[Entries from a dataset of interfaces]

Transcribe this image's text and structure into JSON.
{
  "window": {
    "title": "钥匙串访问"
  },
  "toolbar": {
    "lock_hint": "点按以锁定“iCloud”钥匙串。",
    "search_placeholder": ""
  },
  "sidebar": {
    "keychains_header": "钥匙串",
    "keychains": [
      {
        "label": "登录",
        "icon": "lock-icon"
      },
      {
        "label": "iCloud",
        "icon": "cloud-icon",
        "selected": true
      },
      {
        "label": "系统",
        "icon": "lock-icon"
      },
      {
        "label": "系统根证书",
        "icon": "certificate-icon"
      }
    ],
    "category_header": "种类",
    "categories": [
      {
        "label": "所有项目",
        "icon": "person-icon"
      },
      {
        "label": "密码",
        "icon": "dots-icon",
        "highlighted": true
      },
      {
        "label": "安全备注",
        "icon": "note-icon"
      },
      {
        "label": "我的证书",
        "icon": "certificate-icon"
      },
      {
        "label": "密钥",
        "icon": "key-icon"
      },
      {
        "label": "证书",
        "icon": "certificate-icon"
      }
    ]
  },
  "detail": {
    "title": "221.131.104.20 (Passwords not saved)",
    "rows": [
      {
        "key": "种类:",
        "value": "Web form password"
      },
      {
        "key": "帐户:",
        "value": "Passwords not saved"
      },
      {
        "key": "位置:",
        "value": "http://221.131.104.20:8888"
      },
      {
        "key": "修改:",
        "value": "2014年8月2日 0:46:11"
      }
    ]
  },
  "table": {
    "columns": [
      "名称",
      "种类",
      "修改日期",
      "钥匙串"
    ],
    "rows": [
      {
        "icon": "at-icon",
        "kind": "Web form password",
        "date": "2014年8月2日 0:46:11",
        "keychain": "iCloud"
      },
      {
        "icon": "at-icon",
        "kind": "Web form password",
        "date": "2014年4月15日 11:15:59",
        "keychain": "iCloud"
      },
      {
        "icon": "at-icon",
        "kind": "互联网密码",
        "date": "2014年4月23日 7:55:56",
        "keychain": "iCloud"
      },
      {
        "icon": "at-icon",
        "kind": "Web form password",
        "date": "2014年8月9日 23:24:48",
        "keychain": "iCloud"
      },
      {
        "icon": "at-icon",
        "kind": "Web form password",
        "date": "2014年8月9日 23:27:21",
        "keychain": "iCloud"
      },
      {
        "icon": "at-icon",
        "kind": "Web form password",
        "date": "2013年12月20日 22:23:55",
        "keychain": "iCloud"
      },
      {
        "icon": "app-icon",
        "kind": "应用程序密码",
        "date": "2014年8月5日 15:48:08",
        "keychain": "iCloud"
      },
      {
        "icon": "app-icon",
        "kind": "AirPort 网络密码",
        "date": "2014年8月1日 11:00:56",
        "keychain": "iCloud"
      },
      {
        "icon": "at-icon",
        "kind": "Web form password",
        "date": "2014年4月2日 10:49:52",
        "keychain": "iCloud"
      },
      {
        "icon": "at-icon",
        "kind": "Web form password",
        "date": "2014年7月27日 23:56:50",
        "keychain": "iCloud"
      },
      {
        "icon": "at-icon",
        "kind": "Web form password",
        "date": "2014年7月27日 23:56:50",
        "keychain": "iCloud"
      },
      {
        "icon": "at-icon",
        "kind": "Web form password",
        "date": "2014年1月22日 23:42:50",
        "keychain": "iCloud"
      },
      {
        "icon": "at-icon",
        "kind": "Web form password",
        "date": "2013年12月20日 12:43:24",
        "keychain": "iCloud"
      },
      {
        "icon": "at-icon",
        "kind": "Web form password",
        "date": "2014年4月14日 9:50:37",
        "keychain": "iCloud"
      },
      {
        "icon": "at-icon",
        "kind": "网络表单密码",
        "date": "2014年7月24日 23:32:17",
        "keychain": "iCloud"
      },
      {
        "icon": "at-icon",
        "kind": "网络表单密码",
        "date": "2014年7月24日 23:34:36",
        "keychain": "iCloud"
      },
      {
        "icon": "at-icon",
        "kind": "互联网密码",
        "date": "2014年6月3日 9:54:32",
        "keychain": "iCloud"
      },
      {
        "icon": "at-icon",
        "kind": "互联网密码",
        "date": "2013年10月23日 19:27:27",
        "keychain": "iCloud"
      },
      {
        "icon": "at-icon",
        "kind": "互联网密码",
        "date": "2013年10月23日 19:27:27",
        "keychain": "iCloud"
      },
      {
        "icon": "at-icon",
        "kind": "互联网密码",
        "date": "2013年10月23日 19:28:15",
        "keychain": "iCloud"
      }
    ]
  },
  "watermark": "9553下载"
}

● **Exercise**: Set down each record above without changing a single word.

● **Result**:
Transcribe this image's text and structure into JSON.
{
  "window": {
    "title": "钥匙串访问"
  },
  "toolbar": {
    "lock_hint": "点按以锁定“iCloud”钥匙串。",
    "search_placeholder": ""
  },
  "sidebar": {
    "keychains_header": "钥匙串",
    "keychains": [
      {
        "label": "登录",
        "icon": "lock-icon"
      },
      {
        "label": "iCloud",
        "icon": "cloud-icon",
        "selected": true
      },
      {
        "label": "系统",
        "icon": "lock-icon"
      },
      {
        "label": "系统根证书",
        "icon": "certificate-icon"
      }
    ],
    "category_header": "种类",
    "categories": [
      {
        "label": "所有项目",
        "icon": "person-icon"
      },
      {
        "label": "密码",
        "icon": "dots-icon",
        "highlighted": true
      },
      {
        "label": "安全备注",
        "icon": "note-icon"
      },
      {
        "label": "我的证书",
        "icon": "certificate-icon"
      },
      {
        "label": "密钥",
        "icon": "key-icon"
      },
      {
        "label": "证书",
        "icon": "certificate-icon"
      }
    ]
  },
  "detail": {
    "title": "221.131.104.20 (Passwords not saved)",
    "rows": [
      {
        "key": "种类:",
        "value": "Web form password"
      },
      {
        "key": "帐户:",
        "value": "Passwords not saved"
      },
      {
        "key": "位置:",
        "value": "http://221.131.104.20:8888"
      },
      {
        "key": "修改:",
        "value": "2014年8月2日 0:46:11"
      }
    ]
  },
  "table": {
    "columns": [
      "名称",
      "种类",
      "修改日期",
      "钥匙串"
    ],
    "rows": [
      {
        "icon": "at-icon",
        "kind": "Web form password",
        "date": "2014年8月2日 0:46:11",
        "keychain": "iCloud"
      },
      {
        "icon": "at-icon",
        "kind": "Web form password",
        "date": "2014年4月15日 11:15:59",
        "keychain": "iCloud"
      },
      {
        "icon": "at-icon",
        "kind": "互联网密码",
        "date": "2014年4月23日 7:55:56",
        "keychain": "iCloud"
      },
      {
        "icon": "at-icon",
        "kind": "Web form password",
        "date": "2014年8月9日 23:24:48",
        "keychain": "iCloud"
      },
      {
        "icon": "at-icon",
        "kind": "Web form password",
        "date": "2014年8月9日 23:27:21",
        "keychain": "iCloud"
      },
      {
        "icon": "at-icon",
        "kind": "Web form password",
        "date": "2013年12月20日 22:23:55",
        "keychain": "iCloud"
      },
      {
        "icon": "app-icon",
        "kind": "应用程序密码",
        "date": "2014年8月5日 15:48:08",
        "keychain": "iCloud"
      },
      {
        "icon": "app-icon",
        "kind": "AirPort 网络密码",
        "date": "2014年8月1日 11:00:56",
        "keychain": "iCloud"
      },
      {
        "icon": "at-icon",
        "kind": "Web form password",
        "date": "2014年4月2日 10:49:52",
        "keychain": "iCloud"
      },
      {
        "icon": "at-icon",
        "kind": "Web form password",
        "date": "2014年7月27日 23:56:50",
        "keychain": "iCloud"
      },
      {
        "icon": "at-icon",
        "kind": "Web form password",
        "date": "2014年7月27日 23:56:50",
        "keychain": "iCloud"
      },
      {
        "icon": "at-icon",
        "kind": "Web form password",
        "date": "2014年1月22日 23:42:50",
        "keychain": "iCloud"
      },
      {
        "icon": "at-icon",
        "kind": "Web form password",
        "date": "2013年12月20日 12:43:24",
        "keychain": "iCloud"
      },
      {
        "icon": "at-icon",
        "kind": "Web form password",
        "date": "2014年4月14日 9:50:37",
        "keychain": "iCloud"
      },
      {
        "icon": "at-icon",
        "kind": "网络表单密码",
        "date": "2014年7月24日 23:32:17",
        "keychain": "iCloud"
      },
      {
        "icon": "at-icon",
        "kind": "网络表单密码",
        "date": "2014年7月24日 23:34:36",
        "keychain": "iCloud"
      },
      {
        "icon": "at-icon",
        "kind": "互联网密码",
        "date": "2014年6月3日 9:54:32",
        "keychain": "iCloud"
      },
      {
        "icon": "at-icon",
        "kind": "互联网密码",
        "date": "2013年10月23日 19:27:27",
        "keychain": "iCloud"
      },
      {
        "icon": "at-icon",
        "kind": "互联网密码",
        "date": "2013年10月23日 19:27:27",
        "keychain": "iCloud"
      },
      {
        "icon": "at-icon",
        "kind": "互联网密码",
        "date": "2013年10月23日 19:28:15",
        "keychain": "iCloud"
      }
    ]
  },
  "watermark": "9553下载"
}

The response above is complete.